Anne Chesnut

  • Selected Works

    Ginny and Her Shadow
    from the series Canes Venatici, 2013
    Digital print
    21.5 x 19.25″

    Car Caroli
    from the series Canes Venatici, 2013
    Digital print
    21.5 x 19.25″

    Shoo Fly and Southern Fly, 2012
    Digital print
    12 x 19″

    Sampler: Winter Blackwork 1, 2013
    4 digital prints hand-sewn together
    24 x 24″

     

  • Previous Exhbitions
  • Statement
  • Biography

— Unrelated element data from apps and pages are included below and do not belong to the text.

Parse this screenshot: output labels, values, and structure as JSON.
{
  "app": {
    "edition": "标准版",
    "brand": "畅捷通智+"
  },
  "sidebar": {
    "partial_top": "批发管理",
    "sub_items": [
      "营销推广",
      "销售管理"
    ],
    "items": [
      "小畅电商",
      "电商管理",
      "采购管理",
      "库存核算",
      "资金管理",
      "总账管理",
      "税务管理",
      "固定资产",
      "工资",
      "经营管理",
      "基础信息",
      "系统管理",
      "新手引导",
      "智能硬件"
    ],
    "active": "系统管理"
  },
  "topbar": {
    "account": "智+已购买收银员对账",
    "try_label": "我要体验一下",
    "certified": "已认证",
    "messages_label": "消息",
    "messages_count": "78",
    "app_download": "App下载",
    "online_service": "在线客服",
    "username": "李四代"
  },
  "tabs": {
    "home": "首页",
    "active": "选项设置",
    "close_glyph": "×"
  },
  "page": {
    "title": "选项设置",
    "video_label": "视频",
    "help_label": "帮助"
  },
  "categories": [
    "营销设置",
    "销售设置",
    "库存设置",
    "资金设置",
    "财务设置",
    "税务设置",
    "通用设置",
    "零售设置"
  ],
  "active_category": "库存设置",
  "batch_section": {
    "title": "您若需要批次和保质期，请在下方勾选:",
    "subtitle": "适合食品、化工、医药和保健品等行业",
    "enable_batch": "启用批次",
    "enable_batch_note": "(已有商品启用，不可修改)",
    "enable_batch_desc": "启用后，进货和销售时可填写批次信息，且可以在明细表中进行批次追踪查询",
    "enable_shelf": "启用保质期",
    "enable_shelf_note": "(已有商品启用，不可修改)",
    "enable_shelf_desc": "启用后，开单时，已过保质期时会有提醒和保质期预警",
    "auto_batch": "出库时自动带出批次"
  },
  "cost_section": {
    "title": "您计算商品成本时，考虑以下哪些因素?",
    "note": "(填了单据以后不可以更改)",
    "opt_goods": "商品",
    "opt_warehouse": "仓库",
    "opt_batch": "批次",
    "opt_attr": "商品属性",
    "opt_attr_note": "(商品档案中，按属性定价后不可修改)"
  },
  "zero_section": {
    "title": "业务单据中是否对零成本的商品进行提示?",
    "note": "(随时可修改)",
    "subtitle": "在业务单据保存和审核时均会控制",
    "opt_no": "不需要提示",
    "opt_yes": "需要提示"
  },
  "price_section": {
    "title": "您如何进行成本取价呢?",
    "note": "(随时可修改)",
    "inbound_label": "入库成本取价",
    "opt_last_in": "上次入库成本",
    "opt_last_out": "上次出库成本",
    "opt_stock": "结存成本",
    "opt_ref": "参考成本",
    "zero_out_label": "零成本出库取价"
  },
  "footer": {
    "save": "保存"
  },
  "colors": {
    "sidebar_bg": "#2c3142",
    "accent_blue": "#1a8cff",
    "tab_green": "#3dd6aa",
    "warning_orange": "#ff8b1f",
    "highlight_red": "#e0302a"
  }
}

    After receiving her MFA from Yale University, Anne Chesnut continued her art education in New York at the Studio School, the National Academy of Design, and as a member of Robert Blackburn’s Printmaking Workshop. She has exhibited throughout the country in many group and solo shows and been the subject of catalogues and reviews , most recently a comprehensive exhibition catalogue available through Les Yeux du Monde and a review in the Washington Post. She is not only an outstanding visual artist and printmaker, with work in prominent private and public collections from Capital One to the Smithsonian Institution and Emily Couric Clinical Cancer Center, she is just as notable for her graphic design. Her clients for design have included universities, museums,and companies from Oracle to JP Morgan and PBS. Drawing—the basis of other art forms—is central to Chesnut’s art because of it ability to illuminate simple, basic truths. Lithography naturally followed, since it is most closely linked to drawing. Her comprehensive knowledge of computer imagery and her training in printmaking have merged into complex digital prints. In her latest prints, Chesnut combines and manipulates disparate images taken from drawings, photographs, and her traditional prints with graphic elements she has created digitally. The subjects of these aggregated images range from the macrocosm to the microcosm; constellations, birds, seashells, flowers, letters and numbers provide the starting point for creating conceptually arresting and visually rich works. Some of these prints take the form of “samplers” and whimsical commentary “quilts” to which Chesnut adds her own stitching on them, or stitching several prints together. These “stitches” remind the viewer of the artist’s “handiwork”, echo the interwoven dialogue between art and facts in each piece, and thus parallel the way Chesnut digitally stitches ideas and images together to make a whole new print form.